Yusai had a number of rare and important books of poetry in his possession at the time of the siege. One of those books was an edition of the Kokinshu, a 20-volume collection of 1,100 mostly tankapoems ordered by Emperor Daigo and completed in 922. Fearing that these and his other precious books may be damaged in the attack, Yusai sent a messenger to the younger brother of Emperor Go-Yozei, Prince Tomohito, requesting he send Maeda Gen’i to receive the books and pass them on to the Imperial family.
When this had been achieved, the Imperial Court, worried at the potential loss of such a distinguished scholar and noble samurai to war, advised Yusai to surrender. However, being a dignified and proud samurai, he steadfastly refused. The resulting siege lasted two months before the western troops disengaged. Yusai was thus successful in diverting 15,000 western troops from joining the main battle at Sekigahara. Meanwhile, as Yusai engaged in this diversion, his son Tadaoki represented the Hosokawa clan on the battlefield.
Following the action of Sekigahara, Yusai returned to a life of retirement, passing away at the age of 78, and was buried in Kyoto.
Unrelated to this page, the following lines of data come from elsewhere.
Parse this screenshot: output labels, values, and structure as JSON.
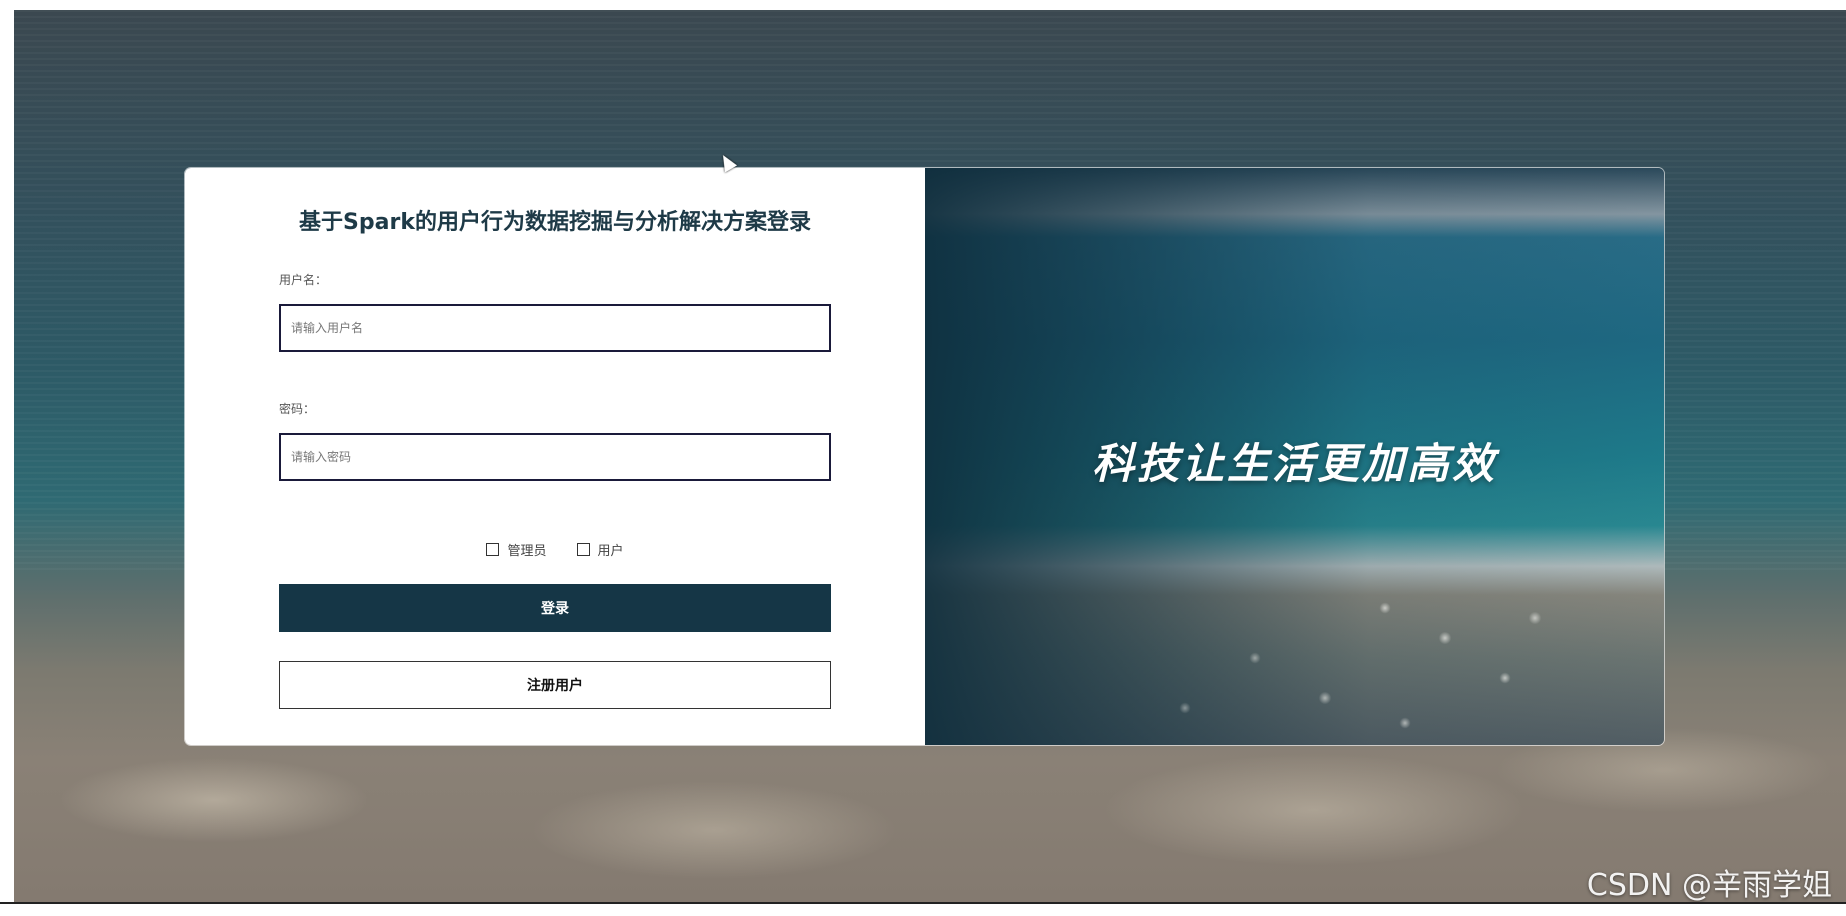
{
  "login": {
    "title": "基于Spark的用户行为数据挖掘与分析解决方案登录",
    "username_label": "用户名：",
    "username_placeholder": "请输入用户名",
    "password_label": "密码：",
    "password_placeholder": "请输入密码",
    "roles": [
      {
        "label": "管理员"
      },
      {
        "label": "用户"
      }
    ],
    "login_button": "登录",
    "register_button": "注册用户"
  },
  "hero": {
    "slogan": "科技让生活更加高效"
  },
  "watermark": "CSDN @辛雨学姐",
  "colors": {
    "primary": "#153646",
    "title": "#1e3a47"
  }
}
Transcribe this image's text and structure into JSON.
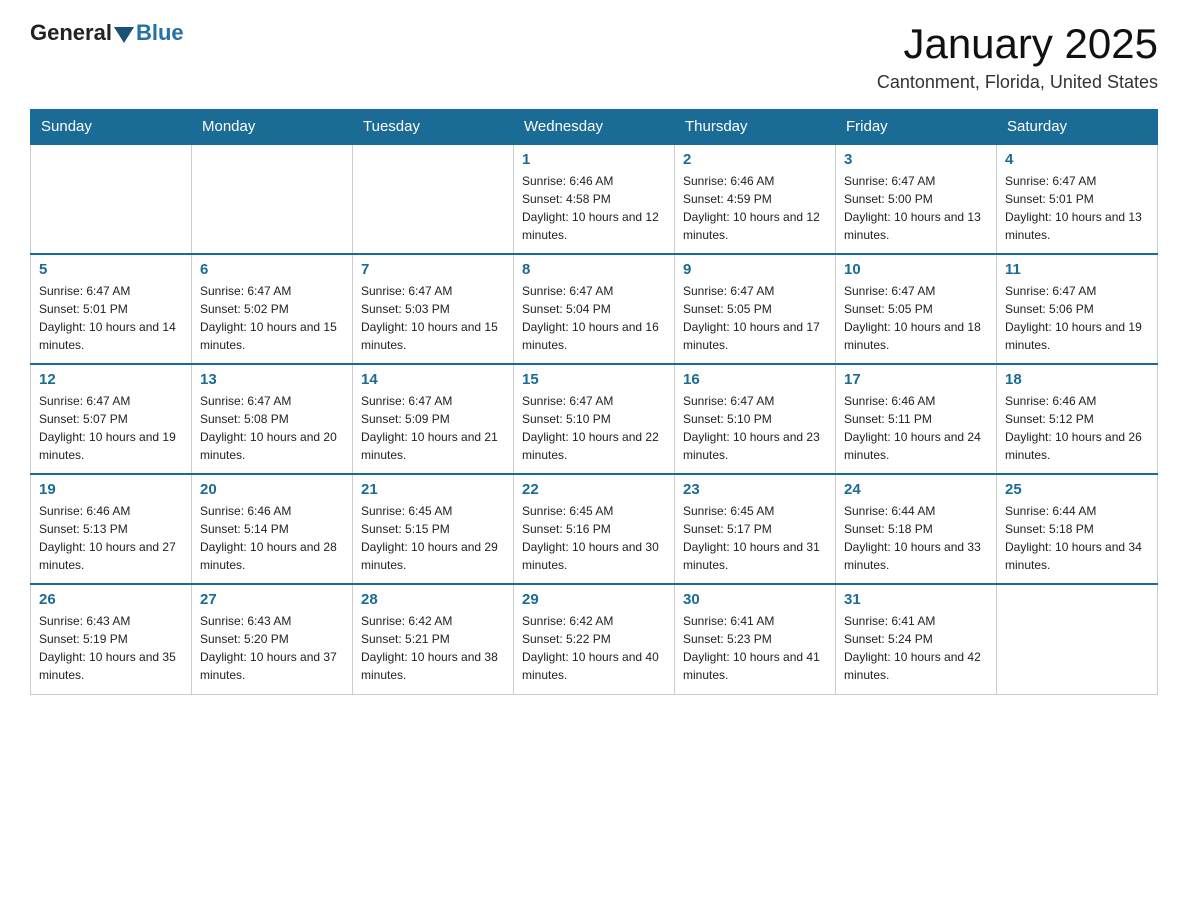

Hosokawa Yusai was an expert swordsman and master of both the martial arts and of literature, the tea ceremony and poetry. Yusai is said to have had a profound understanding of Go (a chess like strategy game) and a great knowledge of cuisine and the performing arts. He was also a most proficient swimmer and a skilled teacher of the martial and cultural arts.